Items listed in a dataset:
=== Begin Enclosure ===

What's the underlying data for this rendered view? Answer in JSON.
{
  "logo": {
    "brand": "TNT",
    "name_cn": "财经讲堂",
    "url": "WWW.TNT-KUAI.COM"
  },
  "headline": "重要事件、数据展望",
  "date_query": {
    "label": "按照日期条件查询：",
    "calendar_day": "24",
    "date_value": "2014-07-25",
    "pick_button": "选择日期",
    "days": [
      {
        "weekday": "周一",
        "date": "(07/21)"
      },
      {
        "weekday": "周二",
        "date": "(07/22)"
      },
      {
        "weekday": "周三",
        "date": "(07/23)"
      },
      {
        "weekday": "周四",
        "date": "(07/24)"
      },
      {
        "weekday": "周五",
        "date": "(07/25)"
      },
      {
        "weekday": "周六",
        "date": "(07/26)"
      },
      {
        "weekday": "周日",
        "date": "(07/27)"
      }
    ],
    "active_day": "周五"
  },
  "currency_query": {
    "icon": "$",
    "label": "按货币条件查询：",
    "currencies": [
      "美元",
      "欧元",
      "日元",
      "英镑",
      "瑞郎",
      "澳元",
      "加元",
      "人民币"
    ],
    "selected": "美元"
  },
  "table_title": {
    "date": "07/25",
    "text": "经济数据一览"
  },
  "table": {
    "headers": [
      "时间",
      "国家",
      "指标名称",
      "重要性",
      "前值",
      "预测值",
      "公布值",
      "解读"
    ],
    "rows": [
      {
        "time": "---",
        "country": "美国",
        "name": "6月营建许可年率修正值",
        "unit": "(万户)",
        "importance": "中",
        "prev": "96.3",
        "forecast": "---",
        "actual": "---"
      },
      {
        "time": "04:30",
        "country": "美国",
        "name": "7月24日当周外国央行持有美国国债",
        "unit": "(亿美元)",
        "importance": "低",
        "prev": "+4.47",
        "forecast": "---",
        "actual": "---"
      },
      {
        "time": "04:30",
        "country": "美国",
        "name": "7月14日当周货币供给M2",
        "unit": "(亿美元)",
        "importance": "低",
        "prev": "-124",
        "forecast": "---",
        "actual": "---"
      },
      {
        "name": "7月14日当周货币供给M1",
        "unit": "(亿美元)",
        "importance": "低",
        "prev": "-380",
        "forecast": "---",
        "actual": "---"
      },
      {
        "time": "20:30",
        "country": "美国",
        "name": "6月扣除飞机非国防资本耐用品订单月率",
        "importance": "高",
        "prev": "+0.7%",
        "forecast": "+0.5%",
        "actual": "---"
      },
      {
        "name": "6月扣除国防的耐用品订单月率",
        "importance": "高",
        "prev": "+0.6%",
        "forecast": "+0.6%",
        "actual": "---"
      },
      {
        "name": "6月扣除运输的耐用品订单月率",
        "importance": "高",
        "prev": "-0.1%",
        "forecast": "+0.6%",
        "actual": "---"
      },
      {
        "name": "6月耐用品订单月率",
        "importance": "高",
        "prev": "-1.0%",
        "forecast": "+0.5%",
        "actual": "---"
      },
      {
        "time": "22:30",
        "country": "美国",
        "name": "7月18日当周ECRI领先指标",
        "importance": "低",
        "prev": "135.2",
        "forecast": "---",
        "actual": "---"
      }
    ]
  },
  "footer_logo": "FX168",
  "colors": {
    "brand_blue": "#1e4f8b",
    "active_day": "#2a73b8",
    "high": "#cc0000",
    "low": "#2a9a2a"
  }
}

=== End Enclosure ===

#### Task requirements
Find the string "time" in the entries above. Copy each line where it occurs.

#### Result of this exercise
        "time": "---",
        "time": "04:30",
        "time": "04:30",
        "time": "20:30",
        "time": "22:30",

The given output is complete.